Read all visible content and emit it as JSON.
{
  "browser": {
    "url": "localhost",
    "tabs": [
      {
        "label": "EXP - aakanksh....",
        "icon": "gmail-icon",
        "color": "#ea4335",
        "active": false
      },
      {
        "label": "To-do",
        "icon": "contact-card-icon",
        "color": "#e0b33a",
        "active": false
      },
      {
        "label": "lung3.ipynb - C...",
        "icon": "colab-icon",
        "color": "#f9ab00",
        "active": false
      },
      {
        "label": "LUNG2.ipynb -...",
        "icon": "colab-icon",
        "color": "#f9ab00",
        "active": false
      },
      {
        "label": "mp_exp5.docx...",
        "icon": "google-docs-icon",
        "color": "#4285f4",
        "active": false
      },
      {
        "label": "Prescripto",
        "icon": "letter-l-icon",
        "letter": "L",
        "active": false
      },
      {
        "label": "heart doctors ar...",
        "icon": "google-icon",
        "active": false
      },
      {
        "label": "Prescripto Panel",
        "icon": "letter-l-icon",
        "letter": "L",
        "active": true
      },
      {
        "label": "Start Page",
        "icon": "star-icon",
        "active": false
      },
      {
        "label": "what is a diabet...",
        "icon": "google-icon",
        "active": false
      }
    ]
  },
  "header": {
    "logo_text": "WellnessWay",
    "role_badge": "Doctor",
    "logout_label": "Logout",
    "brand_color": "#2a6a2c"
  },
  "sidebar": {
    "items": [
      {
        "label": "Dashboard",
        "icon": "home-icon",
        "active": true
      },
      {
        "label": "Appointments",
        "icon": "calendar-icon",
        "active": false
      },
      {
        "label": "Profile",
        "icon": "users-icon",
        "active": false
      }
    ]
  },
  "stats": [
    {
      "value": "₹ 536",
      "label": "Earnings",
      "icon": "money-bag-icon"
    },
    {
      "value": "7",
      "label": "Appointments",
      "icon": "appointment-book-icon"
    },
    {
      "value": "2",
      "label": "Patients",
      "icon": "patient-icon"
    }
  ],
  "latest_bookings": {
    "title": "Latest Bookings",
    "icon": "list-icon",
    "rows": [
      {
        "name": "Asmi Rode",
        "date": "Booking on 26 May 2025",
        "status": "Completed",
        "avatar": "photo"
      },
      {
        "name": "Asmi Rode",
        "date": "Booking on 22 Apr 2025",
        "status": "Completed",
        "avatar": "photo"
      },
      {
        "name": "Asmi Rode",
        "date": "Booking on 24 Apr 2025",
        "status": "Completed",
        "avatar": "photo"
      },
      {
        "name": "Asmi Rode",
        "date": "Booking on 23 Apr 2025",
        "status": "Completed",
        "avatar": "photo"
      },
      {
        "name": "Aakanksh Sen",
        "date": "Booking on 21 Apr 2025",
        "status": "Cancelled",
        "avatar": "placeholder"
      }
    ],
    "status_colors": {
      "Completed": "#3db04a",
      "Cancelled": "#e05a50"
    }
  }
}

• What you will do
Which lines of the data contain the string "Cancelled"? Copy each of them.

• Response area
        "status": "Cancelled",
      "Cancelled": "#e05a50"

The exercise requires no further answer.